Retype the whole listing exactly. Leave out pictures.

• • •

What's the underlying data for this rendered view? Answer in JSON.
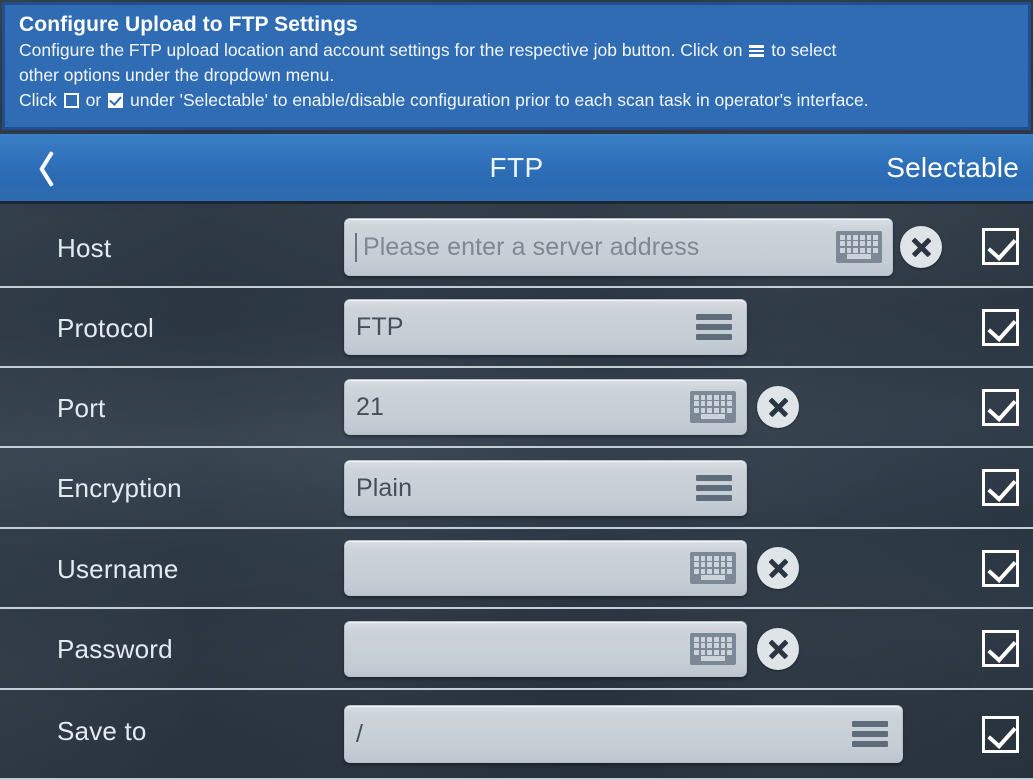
{
  "banner": {
    "title": "Configure Upload to FTP Settings",
    "line1_a": "Configure the FTP upload location and account settings for the respective job button. Click on",
    "line1_b": "to select",
    "line2": "other options under the dropdown menu.",
    "line3_a": "Click",
    "line3_b": "or",
    "line3_c": "under 'Selectable' to enable/disable configuration prior to each scan task in operator's interface.",
    "colors": {
      "background": "#2f6cb4",
      "border": "#1f4f8c",
      "text": "#ffffff"
    }
  },
  "navbar": {
    "back_icon": "chevron-left-icon",
    "title": "FTP",
    "right_label": "Selectable",
    "color": "#2f71ba"
  },
  "rows": [
    {
      "label": "Host",
      "value": "",
      "placeholder": "Please enter a server address",
      "control": "text",
      "has_caret": true,
      "icon": "keyboard-icon",
      "has_clear": true,
      "selectable_checked": true
    },
    {
      "label": "Protocol",
      "value": "FTP",
      "placeholder": "",
      "control": "dropdown",
      "has_caret": false,
      "icon": "hamburger-icon",
      "has_clear": false,
      "selectable_checked": true
    },
    {
      "label": "Port",
      "value": "21",
      "placeholder": "",
      "control": "text",
      "has_caret": false,
      "icon": "keyboard-icon",
      "has_clear": true,
      "selectable_checked": true
    },
    {
      "label": "Encryption",
      "value": "Plain",
      "placeholder": "",
      "control": "dropdown",
      "has_caret": false,
      "icon": "hamburger-icon",
      "has_clear": false,
      "selectable_checked": true
    },
    {
      "label": "Username",
      "value": "",
      "placeholder": "",
      "control": "text",
      "has_caret": false,
      "icon": "keyboard-icon",
      "has_clear": true,
      "selectable_checked": true
    },
    {
      "label": "Password",
      "value": "",
      "placeholder": "",
      "control": "text",
      "has_caret": false,
      "icon": "keyboard-icon",
      "has_clear": true,
      "selectable_checked": true
    },
    {
      "label": "Save to",
      "value": "/",
      "placeholder": "",
      "control": "dropdown",
      "has_caret": false,
      "icon": "hamburger-icon",
      "has_clear": false,
      "selectable_checked": true
    }
  ],
  "theme": {
    "body_background": "#2b3643",
    "field_background": "#c8d0d7",
    "separator": "#c3cdd6",
    "label_color": "#e3eaf1"
  }
}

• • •

◆ EXERCISE RESULT ◆
What's the underlying data for this rendered view? Answer in JSON.
{
  "banner": {
    "title": "Configure Upload to FTP Settings",
    "line1_a": "Configure the FTP upload location and account settings for the respective job button. Click on",
    "line1_b": "to select",
    "line2": "other options under the dropdown menu.",
    "line3_a": "Click",
    "line3_b": "or",
    "line3_c": "under 'Selectable' to enable/disable configuration prior to each scan task in operator's interface.",
    "colors": {
      "background": "#2f6cb4",
      "border": "#1f4f8c",
      "text": "#ffffff"
    }
  },
  "navbar": {
    "back_icon": "chevron-left-icon",
    "title": "FTP",
    "right_label": "Selectable",
    "color": "#2f71ba"
  },
  "rows": [
    {
      "label": "Host",
      "value": "",
      "placeholder": "Please enter a server address",
      "control": "text",
      "has_caret": true,
      "icon": "keyboard-icon",
      "has_clear": true,
      "selectable_checked": true
    },
    {
      "label": "Protocol",
      "value": "FTP",
      "placeholder": "",
      "control": "dropdown",
      "has_caret": false,
      "icon": "hamburger-icon",
      "has_clear": false,
      "selectable_checked": true
    },
    {
      "label": "Port",
      "value": "21",
      "placeholder": "",
      "control": "text",
      "has_caret": false,
      "icon": "keyboard-icon",
      "has_clear": true,
      "selectable_checked": true
    },
    {
      "label": "Encryption",
      "value": "Plain",
      "placeholder": "",
      "control": "dropdown",
      "has_caret": false,
      "icon": "hamburger-icon",
      "has_clear": false,
      "selectable_checked": true
    },
    {
      "label": "Username",
      "value": "",
      "placeholder": "",
      "control": "text",
      "has_caret": false,
      "icon": "keyboard-icon",
      "has_clear": true,
      "selectable_checked": true
    },
    {
      "label": "Password",
      "value": "",
      "placeholder": "",
      "control": "text",
      "has_caret": false,
      "icon": "keyboard-icon",
      "has_clear": true,
      "selectable_checked": true
    },
    {
      "label": "Save to",
      "value": "/",
      "placeholder": "",
      "control": "dropdown",
      "has_caret": false,
      "icon": "hamburger-icon",
      "has_clear": false,
      "selectable_checked": true
    }
  ],
  "theme": {
    "body_background": "#2b3643",
    "field_background": "#c8d0d7",
    "separator": "#c3cdd6",
    "label_color": "#e3eaf1"
  }
}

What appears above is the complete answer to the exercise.